▶ Your assignment:
Determine how many lines in the following listing include "true". Respond with that number only.
Start of Block
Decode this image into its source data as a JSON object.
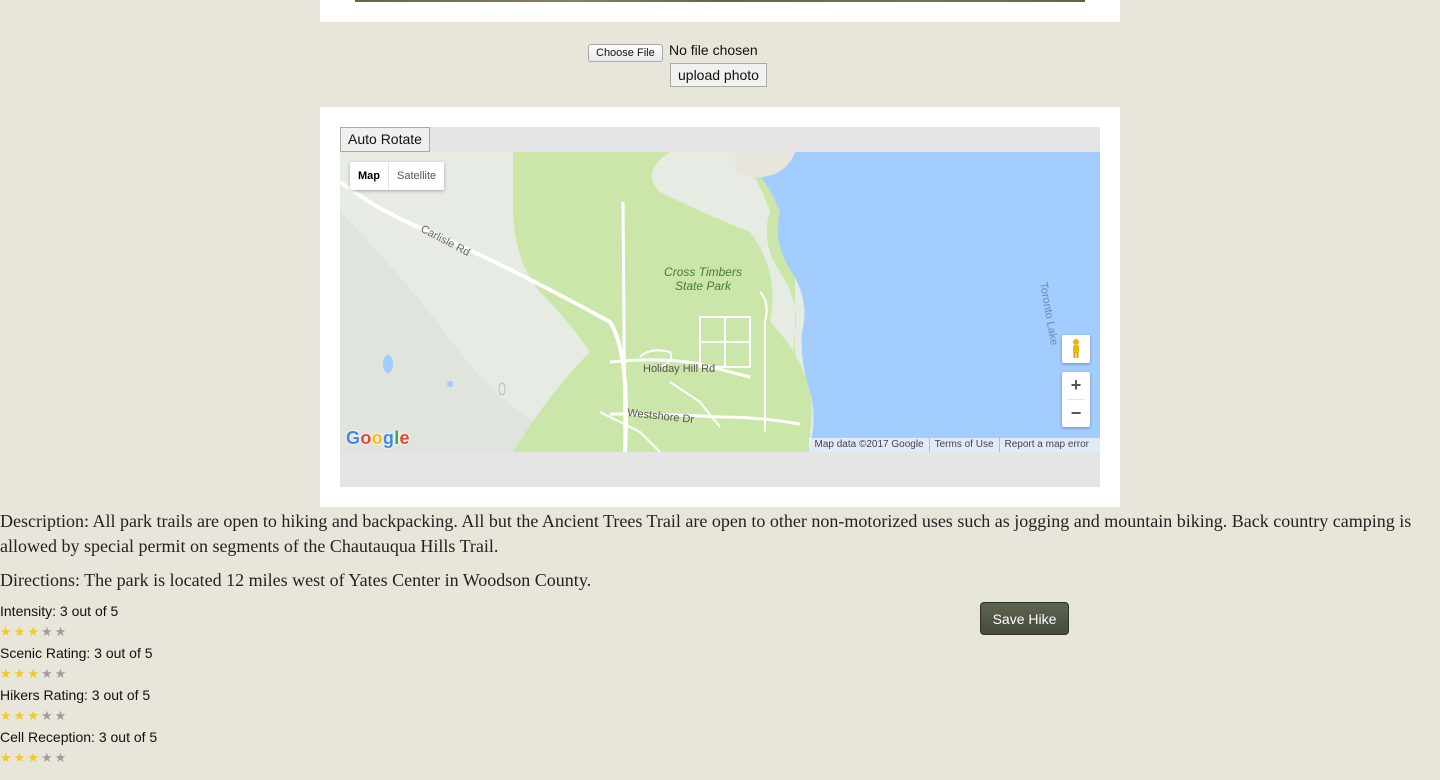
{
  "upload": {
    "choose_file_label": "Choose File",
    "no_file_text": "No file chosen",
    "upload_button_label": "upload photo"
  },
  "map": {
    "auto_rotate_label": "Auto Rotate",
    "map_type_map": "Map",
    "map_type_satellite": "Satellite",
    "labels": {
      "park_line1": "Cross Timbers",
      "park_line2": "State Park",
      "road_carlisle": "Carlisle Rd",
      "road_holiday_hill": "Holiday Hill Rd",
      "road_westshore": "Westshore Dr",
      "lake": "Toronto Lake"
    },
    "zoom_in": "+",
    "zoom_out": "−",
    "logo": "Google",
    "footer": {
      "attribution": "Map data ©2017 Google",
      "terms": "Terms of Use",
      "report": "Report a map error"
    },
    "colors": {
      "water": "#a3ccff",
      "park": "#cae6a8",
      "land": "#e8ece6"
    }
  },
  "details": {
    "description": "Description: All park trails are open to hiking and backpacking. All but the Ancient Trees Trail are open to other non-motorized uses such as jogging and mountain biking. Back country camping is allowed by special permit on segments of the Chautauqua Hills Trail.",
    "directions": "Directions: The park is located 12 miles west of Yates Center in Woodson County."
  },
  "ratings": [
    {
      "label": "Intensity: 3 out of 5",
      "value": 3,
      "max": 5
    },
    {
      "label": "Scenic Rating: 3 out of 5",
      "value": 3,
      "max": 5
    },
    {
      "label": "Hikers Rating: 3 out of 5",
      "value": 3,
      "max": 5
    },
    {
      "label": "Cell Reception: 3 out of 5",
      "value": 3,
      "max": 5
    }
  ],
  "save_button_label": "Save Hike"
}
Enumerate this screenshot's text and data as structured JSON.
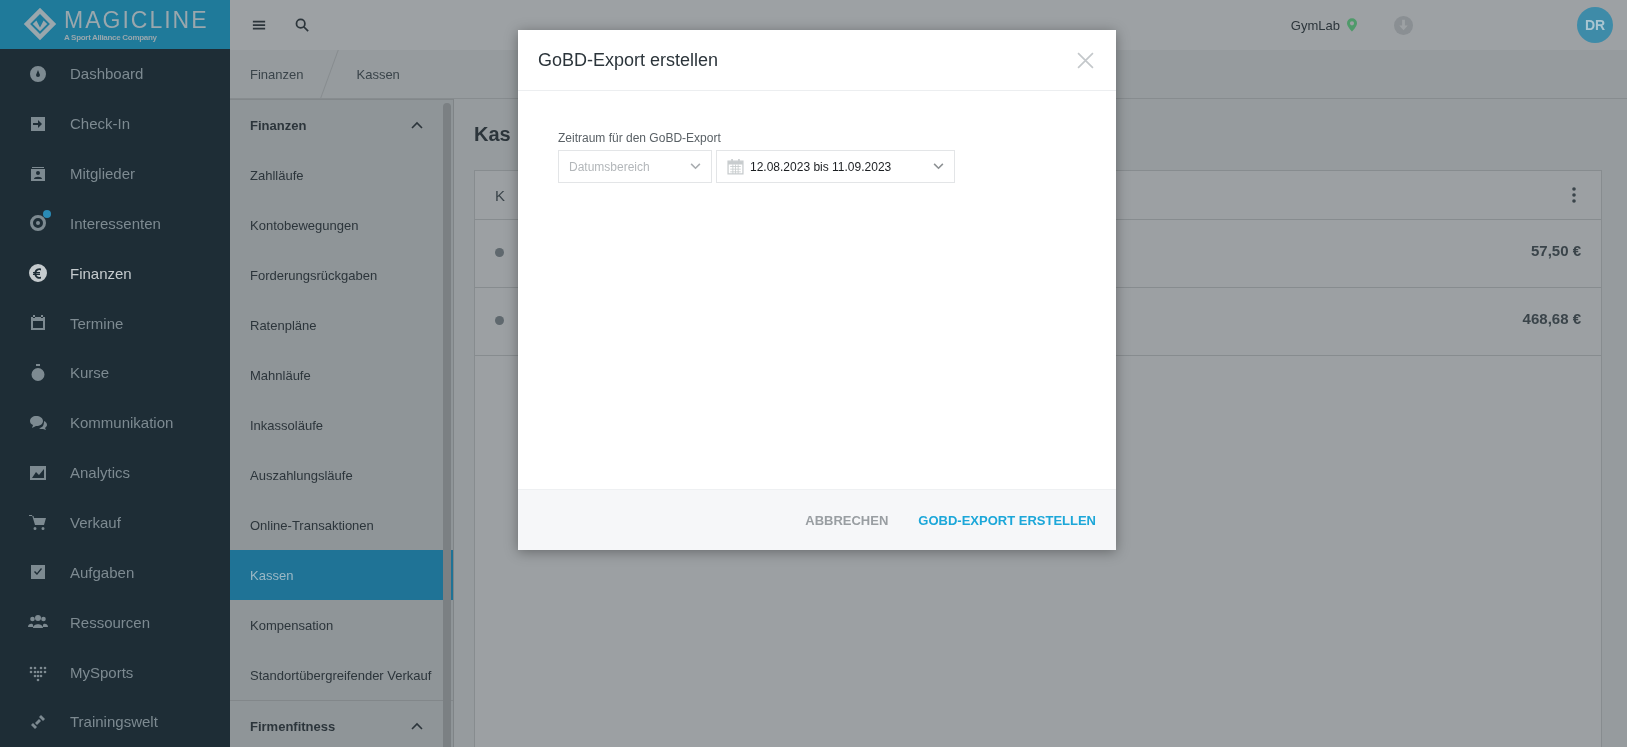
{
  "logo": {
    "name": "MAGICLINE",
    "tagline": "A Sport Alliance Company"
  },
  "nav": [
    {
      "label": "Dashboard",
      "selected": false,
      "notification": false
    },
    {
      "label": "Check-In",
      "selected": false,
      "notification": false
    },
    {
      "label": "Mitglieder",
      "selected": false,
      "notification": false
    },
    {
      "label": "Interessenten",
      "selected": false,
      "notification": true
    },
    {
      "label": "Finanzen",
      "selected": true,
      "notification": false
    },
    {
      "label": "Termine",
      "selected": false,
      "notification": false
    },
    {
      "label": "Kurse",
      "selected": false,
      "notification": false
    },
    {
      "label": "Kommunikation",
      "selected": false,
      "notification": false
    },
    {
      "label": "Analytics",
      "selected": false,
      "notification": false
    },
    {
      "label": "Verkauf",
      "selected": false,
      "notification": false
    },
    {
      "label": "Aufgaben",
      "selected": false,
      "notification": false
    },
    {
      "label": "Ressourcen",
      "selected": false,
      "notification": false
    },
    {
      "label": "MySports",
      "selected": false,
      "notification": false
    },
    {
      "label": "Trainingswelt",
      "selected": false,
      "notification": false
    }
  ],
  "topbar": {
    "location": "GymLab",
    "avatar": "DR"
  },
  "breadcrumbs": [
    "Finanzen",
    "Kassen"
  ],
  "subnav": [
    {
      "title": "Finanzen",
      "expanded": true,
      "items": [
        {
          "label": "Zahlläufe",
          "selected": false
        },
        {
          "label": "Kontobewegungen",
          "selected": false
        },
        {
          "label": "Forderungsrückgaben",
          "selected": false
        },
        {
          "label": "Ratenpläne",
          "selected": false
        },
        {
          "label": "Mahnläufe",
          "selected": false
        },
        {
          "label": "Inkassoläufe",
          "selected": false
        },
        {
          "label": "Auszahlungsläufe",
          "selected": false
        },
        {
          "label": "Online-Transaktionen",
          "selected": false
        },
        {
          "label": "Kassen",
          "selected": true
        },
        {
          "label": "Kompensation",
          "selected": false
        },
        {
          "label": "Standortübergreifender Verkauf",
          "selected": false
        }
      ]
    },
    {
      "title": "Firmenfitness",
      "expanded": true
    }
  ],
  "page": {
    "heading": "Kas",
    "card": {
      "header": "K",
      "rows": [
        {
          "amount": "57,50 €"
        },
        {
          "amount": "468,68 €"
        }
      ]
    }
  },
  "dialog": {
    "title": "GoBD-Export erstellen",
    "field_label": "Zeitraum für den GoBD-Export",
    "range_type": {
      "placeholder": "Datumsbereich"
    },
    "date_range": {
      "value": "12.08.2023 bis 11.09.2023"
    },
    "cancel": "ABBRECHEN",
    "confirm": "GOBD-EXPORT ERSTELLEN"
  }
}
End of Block
▶ Solution to this problem:
5